*** Opening Source information ***

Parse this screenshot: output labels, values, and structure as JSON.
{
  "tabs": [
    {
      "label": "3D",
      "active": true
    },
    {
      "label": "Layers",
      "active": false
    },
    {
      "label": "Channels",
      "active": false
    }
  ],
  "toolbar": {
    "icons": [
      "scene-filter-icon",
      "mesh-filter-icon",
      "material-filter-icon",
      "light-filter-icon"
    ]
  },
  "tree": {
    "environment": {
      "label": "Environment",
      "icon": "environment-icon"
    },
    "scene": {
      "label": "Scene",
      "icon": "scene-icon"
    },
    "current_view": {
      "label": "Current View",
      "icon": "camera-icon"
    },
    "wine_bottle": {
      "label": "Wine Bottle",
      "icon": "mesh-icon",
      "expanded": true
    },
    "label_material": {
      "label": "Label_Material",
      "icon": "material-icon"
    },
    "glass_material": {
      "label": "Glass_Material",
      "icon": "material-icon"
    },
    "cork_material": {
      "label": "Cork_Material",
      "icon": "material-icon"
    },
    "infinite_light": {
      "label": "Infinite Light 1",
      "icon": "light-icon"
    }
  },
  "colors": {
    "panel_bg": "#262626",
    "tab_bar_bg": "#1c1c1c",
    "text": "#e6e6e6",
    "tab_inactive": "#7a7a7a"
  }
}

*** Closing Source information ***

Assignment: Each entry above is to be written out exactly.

Completed task:
Parse this screenshot: output labels, values, and structure as JSON.
{
  "tabs": [
    {
      "label": "3D",
      "active": true
    },
    {
      "label": "Layers",
      "active": false
    },
    {
      "label": "Channels",
      "active": false
    }
  ],
  "toolbar": {
    "icons": [
      "scene-filter-icon",
      "mesh-filter-icon",
      "material-filter-icon",
      "light-filter-icon"
    ]
  },
  "tree": {
    "environment": {
      "label": "Environment",
      "icon": "environment-icon"
    },
    "scene": {
      "label": "Scene",
      "icon": "scene-icon"
    },
    "current_view": {
      "label": "Current View",
      "icon": "camera-icon"
    },
    "wine_bottle": {
      "label": "Wine Bottle",
      "icon": "mesh-icon",
      "expanded": true
    },
    "label_material": {
      "label": "Label_Material",
      "icon": "material-icon"
    },
    "glass_material": {
      "label": "Glass_Material",
      "icon": "material-icon"
    },
    "cork_material": {
      "label": "Cork_Material",
      "icon": "material-icon"
    },
    "infinite_light": {
      "label": "Infinite Light 1",
      "icon": "light-icon"
    }
  },
  "colors": {
    "panel_bg": "#262626",
    "tab_bar_bg": "#1c1c1c",
    "text": "#e6e6e6",
    "tab_inactive": "#7a7a7a"
  }
}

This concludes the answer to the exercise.